Hartman and Stafford's economic analysis of the benefits that could flow from a Porcupine Ridge development was based in part upon wind data gathered as part of a state program that loans out anemometers -- instruments that measure and record wind speed.

The study pointed out that the industry standard for commercial wind sites is generally a minimum speed of 12 mph when measured at 20 meters above the ground. Anemometer data collected at Porcupine Ridge found the average wind speed there is about 13.75 mph and that the winds generally peak between 10 a.m. and 9 p.m.

And that makes the Porcupine Ridge site even more potentially valuable since it could produce power during the daytime hours when power demand typically is at its highest.

Although wind energy provides less than 2 percent of the total electricity consumed in the country, the American Wind Energy Association indicated that its development grew 50 percent in 2008, the year that commercial wind development saw a big leap in Utah. Wasatch Wind started generating about 19 megawatts from its wind power plant at the mouth of Spanish Fork Canyon.

Summit County Councilwoman Sally Elliott and Park City Mayor Dana Williams were instrumental in generating interest in launching the study. Elliott said she is eager to see additional wind power established in Utah.

Still, she conceded there are a lot of obstacles that have to be overcome before such projects can be launched, including bringing together landowners, ensuring there are available transmission lines and finding someone willing to purchase the power.

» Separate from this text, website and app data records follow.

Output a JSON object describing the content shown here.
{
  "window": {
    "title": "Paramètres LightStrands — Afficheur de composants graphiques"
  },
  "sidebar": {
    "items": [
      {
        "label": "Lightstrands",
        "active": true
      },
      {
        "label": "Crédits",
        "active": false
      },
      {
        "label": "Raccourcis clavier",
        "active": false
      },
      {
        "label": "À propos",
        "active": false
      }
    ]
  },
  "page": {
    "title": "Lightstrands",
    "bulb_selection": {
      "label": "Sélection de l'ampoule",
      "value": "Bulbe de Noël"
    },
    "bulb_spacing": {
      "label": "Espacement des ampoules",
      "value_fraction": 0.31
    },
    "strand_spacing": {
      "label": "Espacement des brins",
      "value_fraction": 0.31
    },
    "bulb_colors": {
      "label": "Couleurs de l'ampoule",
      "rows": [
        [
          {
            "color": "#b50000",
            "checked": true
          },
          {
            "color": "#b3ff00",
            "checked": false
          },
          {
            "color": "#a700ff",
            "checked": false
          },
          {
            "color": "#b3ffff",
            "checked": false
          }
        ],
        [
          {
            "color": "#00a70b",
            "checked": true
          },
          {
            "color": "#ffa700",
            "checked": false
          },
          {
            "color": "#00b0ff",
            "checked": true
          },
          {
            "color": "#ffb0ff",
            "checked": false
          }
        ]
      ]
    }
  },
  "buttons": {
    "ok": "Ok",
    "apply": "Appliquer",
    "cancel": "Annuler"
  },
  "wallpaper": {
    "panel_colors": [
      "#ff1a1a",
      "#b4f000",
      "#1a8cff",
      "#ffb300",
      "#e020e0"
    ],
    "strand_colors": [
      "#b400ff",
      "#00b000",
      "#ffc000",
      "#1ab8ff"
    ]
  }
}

"When you look over at Wyoming there are all kinds of wind-power projects," she said. "We're upwind from them, so there has to be some good sites in Utah, and it sounds like Porcupine Ridge is one of them."